[PROVIDED DATA Boundary: Start]

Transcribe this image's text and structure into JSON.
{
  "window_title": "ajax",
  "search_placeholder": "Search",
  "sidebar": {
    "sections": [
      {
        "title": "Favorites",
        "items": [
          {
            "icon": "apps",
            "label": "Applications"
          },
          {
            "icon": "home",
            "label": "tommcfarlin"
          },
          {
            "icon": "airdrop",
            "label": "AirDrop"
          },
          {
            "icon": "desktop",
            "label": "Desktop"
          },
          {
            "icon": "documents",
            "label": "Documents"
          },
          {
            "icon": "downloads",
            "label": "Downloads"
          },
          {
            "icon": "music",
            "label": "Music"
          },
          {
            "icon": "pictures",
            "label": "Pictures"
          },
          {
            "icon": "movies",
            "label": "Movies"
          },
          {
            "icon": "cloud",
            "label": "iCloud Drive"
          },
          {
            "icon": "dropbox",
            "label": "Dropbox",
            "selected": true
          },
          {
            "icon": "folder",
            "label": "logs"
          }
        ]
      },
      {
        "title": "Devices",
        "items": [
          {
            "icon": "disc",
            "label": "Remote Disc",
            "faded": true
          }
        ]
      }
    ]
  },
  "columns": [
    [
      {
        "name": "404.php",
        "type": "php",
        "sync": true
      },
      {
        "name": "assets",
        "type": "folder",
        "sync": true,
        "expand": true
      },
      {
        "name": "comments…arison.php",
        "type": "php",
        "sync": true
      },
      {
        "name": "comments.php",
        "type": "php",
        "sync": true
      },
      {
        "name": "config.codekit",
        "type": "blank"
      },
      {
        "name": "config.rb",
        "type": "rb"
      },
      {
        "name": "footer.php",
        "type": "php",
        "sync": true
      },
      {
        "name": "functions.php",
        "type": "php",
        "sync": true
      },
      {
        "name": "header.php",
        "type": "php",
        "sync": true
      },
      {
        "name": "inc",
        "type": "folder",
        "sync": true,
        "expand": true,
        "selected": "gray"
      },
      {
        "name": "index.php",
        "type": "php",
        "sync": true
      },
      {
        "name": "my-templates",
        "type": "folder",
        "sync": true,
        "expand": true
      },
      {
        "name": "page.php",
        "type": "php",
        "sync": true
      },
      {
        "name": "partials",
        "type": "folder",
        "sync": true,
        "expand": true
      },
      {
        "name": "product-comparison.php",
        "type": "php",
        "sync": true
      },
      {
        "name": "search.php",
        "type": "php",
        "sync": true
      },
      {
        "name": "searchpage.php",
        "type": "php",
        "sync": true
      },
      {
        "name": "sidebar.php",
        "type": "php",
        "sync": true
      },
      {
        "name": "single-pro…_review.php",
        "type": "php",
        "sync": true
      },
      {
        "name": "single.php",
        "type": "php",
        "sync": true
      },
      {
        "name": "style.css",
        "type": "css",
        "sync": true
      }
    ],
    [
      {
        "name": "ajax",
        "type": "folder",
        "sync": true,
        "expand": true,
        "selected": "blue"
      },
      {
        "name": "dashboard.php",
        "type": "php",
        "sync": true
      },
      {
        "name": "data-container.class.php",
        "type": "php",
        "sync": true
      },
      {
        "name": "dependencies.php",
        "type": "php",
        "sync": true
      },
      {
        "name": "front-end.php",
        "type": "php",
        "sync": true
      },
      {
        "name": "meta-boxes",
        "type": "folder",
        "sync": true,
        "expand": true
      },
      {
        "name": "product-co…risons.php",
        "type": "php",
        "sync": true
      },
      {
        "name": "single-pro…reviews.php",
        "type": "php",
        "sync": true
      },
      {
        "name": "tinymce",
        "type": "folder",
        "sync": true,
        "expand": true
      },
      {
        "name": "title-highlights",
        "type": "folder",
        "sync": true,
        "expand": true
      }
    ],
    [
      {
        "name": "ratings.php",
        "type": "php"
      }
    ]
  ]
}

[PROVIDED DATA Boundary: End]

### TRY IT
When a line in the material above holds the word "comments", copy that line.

### ANSWER FOR THIS EXERCISE
        "name": "comments…arison.php",
        "name": "comments.php",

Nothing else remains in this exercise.